    1. bcd says:

      It seems like a good offer. the devil is in the details which is that you should not have any defaults which wipes off your Rs 200 cash back. Good to use since you can setup auto pay and dont need to remember to pay also will get you reminders and such.

  13. Rajat says:

    What is your opinion regarding 5% cash back (limit rs.200) offer by HDFC credit cards for first 6 months on ulility bills including insurance bills. The processing fee of Rs. 10/- will be waived for whole life. These offers are valid if registered before 31 Dec 2014. Is it a good offer?

  14. Aniket says:

    Nice. Specially the parts explaining how banks money for 40 days from credit cards and how swiping of cards is helping banks generate revenues. Good insights.

  15. Amit says:

    In case I am paying all of my outstanding before time and hence not charged any interest rate, should I continue to use credit card to max possible amount ?

    Does this have any negative implications on credit score/history? Because I can use this credit limit of 30-40 K every month to buy and get saving bank interest on this amount for one month of credit free period.

    1. Pushpinder says:

      Good question. I too have same doubt

    2. Amit

      You should not use it to FULL LIMIT . Always use upto 50-60% of your limit. Because using it fully might have some small negative impact on your credit report . So if you want to go upto 30k per month, make sure your limit is raised to 50k . Talk to your bank !

      This is for everyone, not only for those who are paying on time or not paying on time , read more about this here –


  16. Aparna says:

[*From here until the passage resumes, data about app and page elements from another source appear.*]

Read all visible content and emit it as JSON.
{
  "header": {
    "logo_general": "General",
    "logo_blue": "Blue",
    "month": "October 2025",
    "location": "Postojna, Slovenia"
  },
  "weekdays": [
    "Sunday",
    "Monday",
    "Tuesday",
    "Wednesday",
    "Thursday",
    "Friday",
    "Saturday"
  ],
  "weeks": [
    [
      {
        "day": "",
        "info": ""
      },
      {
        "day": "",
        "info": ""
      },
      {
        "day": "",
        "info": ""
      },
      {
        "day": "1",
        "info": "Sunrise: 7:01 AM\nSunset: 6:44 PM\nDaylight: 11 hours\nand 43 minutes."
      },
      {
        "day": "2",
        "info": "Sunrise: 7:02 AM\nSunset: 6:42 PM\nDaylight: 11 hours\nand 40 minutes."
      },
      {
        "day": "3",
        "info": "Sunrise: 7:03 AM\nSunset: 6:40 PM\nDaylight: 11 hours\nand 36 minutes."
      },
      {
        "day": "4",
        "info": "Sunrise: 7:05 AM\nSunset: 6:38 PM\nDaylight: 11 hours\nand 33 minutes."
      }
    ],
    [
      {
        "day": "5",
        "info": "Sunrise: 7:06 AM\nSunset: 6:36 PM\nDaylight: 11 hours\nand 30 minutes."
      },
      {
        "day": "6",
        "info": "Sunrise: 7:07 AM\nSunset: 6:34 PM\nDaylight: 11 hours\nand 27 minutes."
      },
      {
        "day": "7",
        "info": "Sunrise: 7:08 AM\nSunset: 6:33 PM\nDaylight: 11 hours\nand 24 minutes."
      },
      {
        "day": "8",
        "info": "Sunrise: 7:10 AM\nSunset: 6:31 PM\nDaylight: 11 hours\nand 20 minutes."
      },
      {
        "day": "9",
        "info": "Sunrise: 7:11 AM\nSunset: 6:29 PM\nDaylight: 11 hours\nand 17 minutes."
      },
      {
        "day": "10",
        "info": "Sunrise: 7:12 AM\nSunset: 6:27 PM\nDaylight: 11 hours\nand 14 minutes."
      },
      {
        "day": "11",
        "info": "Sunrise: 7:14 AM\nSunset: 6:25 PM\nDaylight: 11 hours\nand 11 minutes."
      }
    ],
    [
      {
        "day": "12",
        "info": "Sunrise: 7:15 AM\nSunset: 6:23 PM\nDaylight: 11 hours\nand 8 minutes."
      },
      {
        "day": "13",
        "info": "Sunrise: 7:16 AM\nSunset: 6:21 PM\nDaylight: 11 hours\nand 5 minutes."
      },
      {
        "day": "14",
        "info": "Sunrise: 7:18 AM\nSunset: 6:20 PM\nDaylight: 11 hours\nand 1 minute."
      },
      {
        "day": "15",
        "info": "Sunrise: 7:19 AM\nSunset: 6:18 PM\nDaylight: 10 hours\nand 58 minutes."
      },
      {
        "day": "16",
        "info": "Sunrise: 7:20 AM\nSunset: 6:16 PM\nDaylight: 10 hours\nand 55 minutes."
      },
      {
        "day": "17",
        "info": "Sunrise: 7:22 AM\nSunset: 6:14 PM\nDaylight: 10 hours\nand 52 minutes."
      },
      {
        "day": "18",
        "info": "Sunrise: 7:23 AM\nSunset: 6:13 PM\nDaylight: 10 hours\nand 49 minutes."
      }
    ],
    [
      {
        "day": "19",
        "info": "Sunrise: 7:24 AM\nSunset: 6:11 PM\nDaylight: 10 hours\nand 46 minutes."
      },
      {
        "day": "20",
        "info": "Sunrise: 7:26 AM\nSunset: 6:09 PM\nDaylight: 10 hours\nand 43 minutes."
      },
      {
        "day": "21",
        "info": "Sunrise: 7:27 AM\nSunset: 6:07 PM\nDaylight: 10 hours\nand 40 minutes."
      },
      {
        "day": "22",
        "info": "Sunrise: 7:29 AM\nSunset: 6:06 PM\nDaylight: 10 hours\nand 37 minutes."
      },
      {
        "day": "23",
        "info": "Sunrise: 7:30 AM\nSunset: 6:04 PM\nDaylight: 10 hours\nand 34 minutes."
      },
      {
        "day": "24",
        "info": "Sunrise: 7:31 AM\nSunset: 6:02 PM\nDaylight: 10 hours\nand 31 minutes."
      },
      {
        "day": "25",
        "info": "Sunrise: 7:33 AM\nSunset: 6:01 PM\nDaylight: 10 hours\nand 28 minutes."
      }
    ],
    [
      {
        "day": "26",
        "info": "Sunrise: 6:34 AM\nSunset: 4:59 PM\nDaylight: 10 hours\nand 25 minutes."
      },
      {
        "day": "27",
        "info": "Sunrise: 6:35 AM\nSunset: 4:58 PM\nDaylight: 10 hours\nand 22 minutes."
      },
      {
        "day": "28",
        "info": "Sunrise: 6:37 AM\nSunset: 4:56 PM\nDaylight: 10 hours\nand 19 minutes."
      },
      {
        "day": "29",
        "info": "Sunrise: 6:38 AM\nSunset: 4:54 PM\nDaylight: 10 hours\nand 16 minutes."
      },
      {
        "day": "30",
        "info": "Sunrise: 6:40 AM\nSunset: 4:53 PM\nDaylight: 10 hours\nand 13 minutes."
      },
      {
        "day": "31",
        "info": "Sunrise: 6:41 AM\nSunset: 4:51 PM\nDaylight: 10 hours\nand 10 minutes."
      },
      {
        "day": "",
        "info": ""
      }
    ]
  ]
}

    I still wonder how banks make money when the credit card payments are done on/before the last date?

    1. Aparna

      If you read the post again , I have already shared that banks do not make money on all customers . If you are paying on time or before the due date , You are going to benefit , but bank is not going to make money out of you, But they will make money from other customers who are bad , so 10% customers will make the bank enough income which is sufficient to handle 100 customers. Just like in insurance business, you do not know which customer which be “profitable” , but you know that 5% of the overall customer base will be profitable ! .

      I hope you got the point ?

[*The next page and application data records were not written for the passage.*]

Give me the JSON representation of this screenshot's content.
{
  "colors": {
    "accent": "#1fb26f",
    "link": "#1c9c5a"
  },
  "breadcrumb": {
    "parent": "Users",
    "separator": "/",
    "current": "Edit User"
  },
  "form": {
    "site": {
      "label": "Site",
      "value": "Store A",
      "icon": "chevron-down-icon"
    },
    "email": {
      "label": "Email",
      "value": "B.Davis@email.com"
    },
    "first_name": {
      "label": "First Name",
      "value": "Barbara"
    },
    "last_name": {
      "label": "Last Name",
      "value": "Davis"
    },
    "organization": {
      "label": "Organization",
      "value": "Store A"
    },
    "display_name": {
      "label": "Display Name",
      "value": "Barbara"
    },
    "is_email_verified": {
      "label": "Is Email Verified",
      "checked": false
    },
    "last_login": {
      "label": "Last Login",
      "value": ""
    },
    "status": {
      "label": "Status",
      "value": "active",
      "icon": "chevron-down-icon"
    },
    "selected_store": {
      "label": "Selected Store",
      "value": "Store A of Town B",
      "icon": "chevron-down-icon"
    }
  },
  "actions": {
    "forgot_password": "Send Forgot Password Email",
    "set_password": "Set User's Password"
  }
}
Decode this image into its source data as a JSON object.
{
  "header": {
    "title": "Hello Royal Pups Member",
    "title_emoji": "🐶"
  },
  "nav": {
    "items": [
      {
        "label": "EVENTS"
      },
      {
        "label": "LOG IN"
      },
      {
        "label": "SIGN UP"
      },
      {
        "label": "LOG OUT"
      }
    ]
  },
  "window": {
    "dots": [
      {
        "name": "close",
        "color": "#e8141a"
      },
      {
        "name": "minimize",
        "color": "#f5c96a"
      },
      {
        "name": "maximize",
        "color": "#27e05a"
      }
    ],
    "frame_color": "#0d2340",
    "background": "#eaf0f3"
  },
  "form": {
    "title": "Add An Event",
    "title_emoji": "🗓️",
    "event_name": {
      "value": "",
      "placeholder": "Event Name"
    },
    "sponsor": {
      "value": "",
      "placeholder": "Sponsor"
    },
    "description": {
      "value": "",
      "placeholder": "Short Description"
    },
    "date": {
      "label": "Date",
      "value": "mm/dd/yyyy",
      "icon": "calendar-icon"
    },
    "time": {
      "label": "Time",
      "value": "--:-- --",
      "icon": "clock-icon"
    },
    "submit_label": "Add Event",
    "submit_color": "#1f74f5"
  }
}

  17. CA Karan Batra says:

    The fee charged by Banks for online transactions is even higher and goes upto 5%

    Thankfully, RBI has introduced a mandate that the fees charged on paying online through Debit Cards cannot be more than 0.75%

    1. CA Karan Batra says:

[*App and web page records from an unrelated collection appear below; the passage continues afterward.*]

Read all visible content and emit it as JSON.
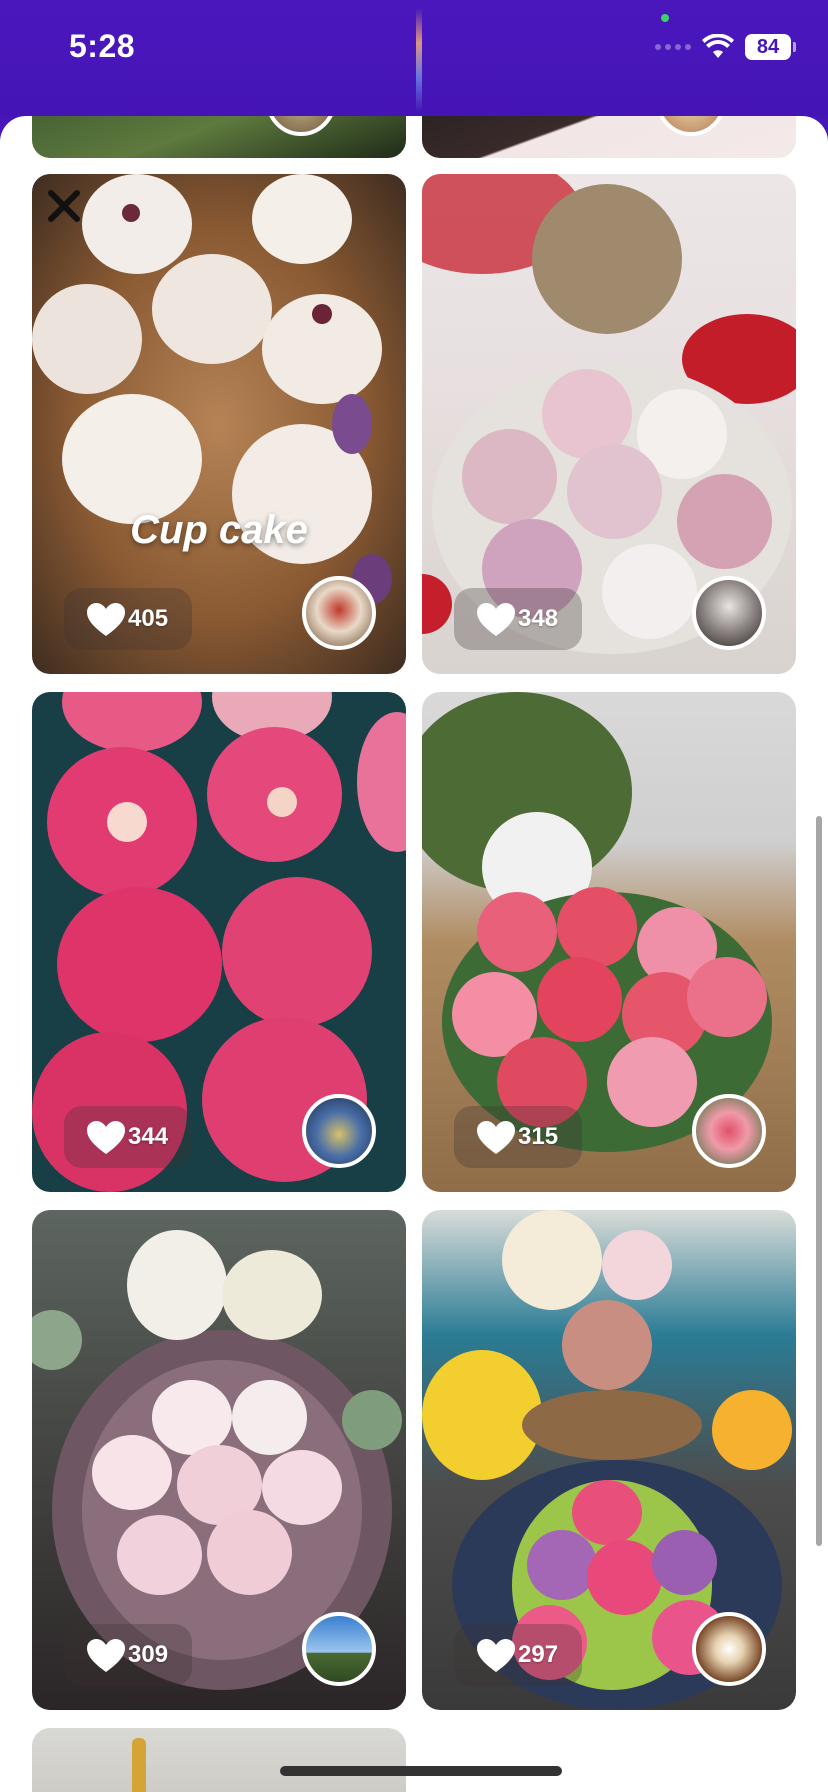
{
  "status_bar": {
    "time": "5:28",
    "battery": "84"
  },
  "feed": {
    "cards": [
      {
        "likes": "405",
        "title": "Cup cake"
      },
      {
        "likes": "348"
      },
      {
        "likes": "344"
      },
      {
        "likes": "315"
      },
      {
        "likes": "309"
      },
      {
        "likes": "297"
      }
    ]
  },
  "colors": {
    "header": "#4716b8",
    "sheet": "#ffffff"
  }
}
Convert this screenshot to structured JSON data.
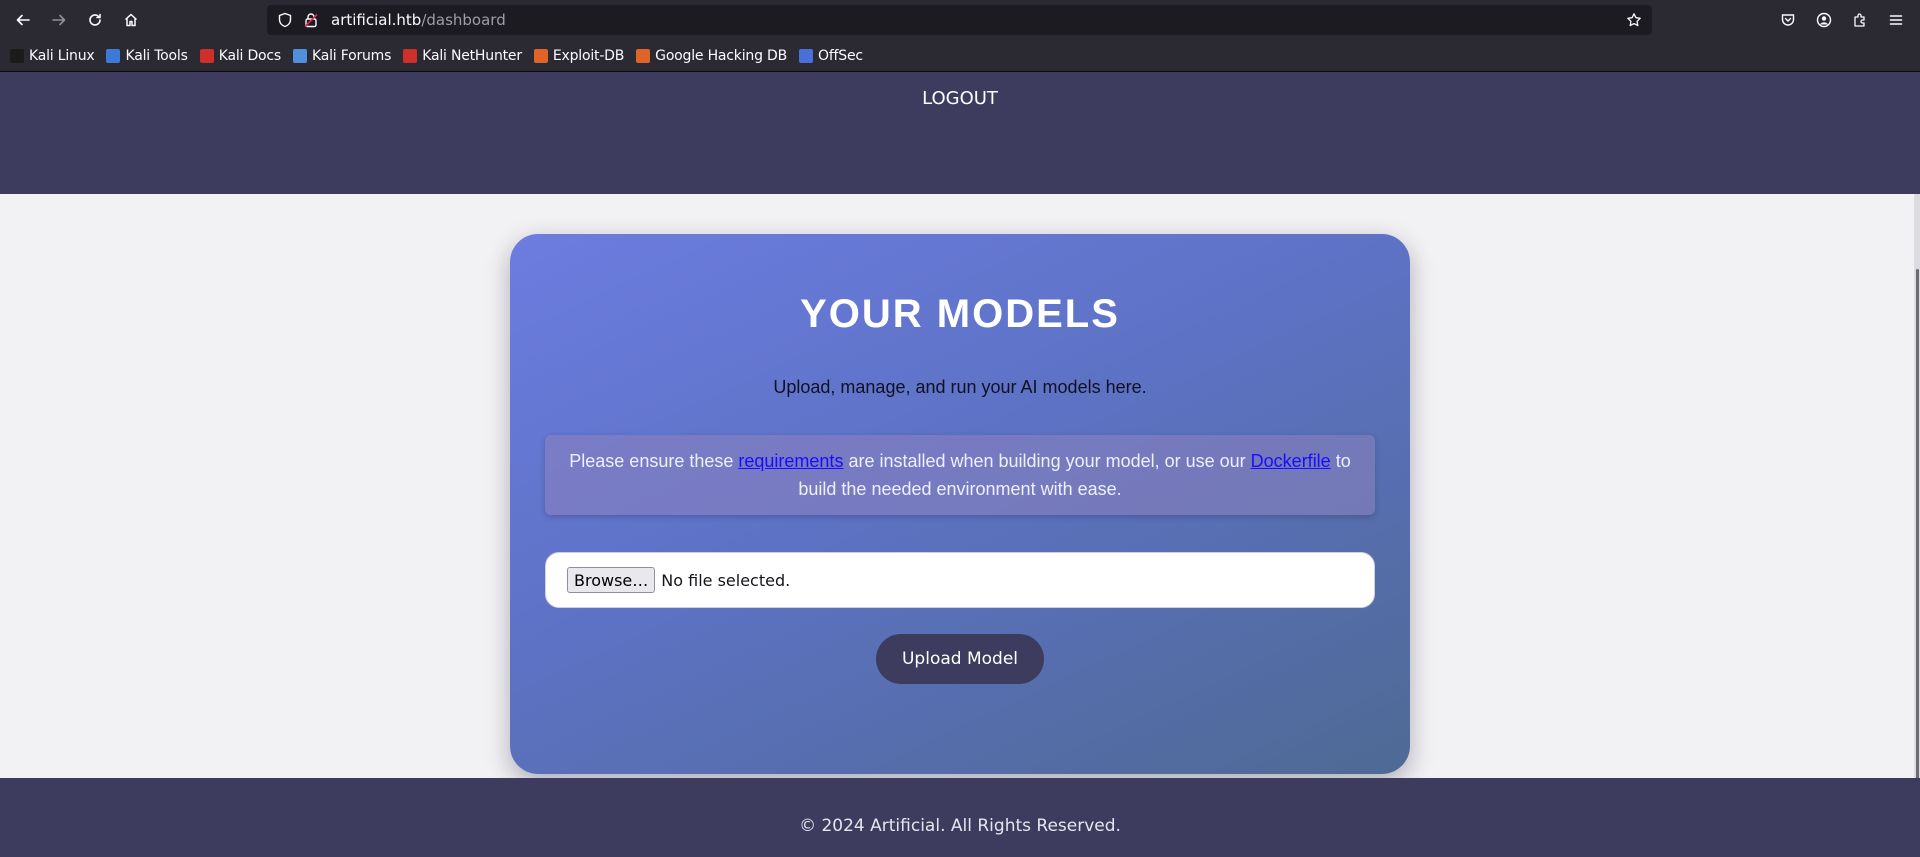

      Cant be more than 0.75% in case value of transaction is less than Rs. 2000 and cant be more than 1% in case value of transaction is more than Rs. 2000

      I hope the same is done for Credit Cards as well…

      The reason for a lower charge on Debit Cards as compared to credit cards is that there is no credit risk for the bank in case of Debit Cards

      1. Thanks for sharing that information Karan !


Leave a Reply

Your email address will not be published. Required fields are marked *

This site uses Akismet to reduce spam. Learn how your comment data is processed.

FREE Financial Health Checkup

Take up a detailed 25 questions financial health checkup to find out how much you score out of 100?